▶ _WORK TASK_
Omit the images and reproduce the rest of the entries exactly.

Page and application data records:
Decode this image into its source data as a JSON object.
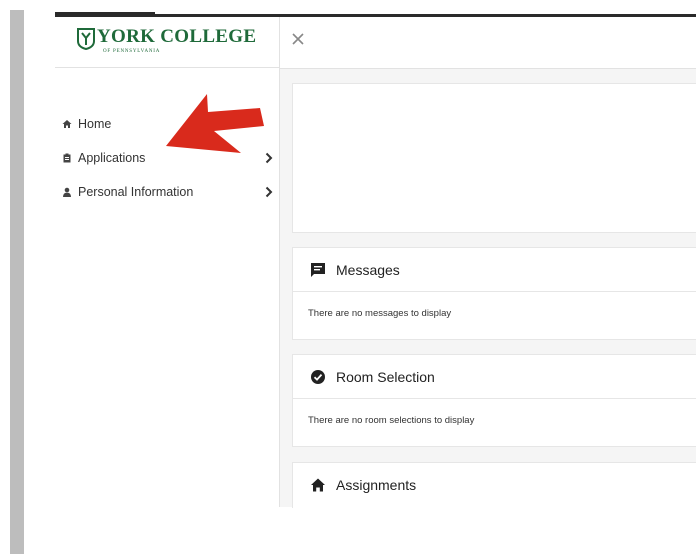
{
  "logo": {
    "text": "YORK COLLEGE",
    "subtext": "OF PENNSYLVANIA"
  },
  "nav": {
    "items": [
      {
        "label": "Home",
        "icon": "home-icon"
      },
      {
        "label": "Applications",
        "icon": "clipboard-icon",
        "chevron": true
      },
      {
        "label": "Personal Information",
        "icon": "user-icon",
        "chevron": true
      }
    ]
  },
  "cards": {
    "messages": {
      "title": "Messages",
      "empty": "There are no messages to display"
    },
    "room_selection": {
      "title": "Room Selection",
      "empty": "There are no room selections to display"
    },
    "assignments": {
      "title": "Assignments"
    }
  },
  "colors": {
    "brand_green": "#1f6a3a",
    "annotation_red": "#d92a1c"
  }
}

▶ _RESULT FOR THIS TASK_
Decode this image into its source data as a JSON object.
{
  "logo": {
    "text": "YORK COLLEGE",
    "subtext": "OF PENNSYLVANIA"
  },
  "nav": {
    "items": [
      {
        "label": "Home",
        "icon": "home-icon"
      },
      {
        "label": "Applications",
        "icon": "clipboard-icon",
        "chevron": true
      },
      {
        "label": "Personal Information",
        "icon": "user-icon",
        "chevron": true
      }
    ]
  },
  "cards": {
    "messages": {
      "title": "Messages",
      "empty": "There are no messages to display"
    },
    "room_selection": {
      "title": "Room Selection",
      "empty": "There are no room selections to display"
    },
    "assignments": {
      "title": "Assignments"
    }
  },
  "colors": {
    "brand_green": "#1f6a3a",
    "annotation_red": "#d92a1c"
  }
}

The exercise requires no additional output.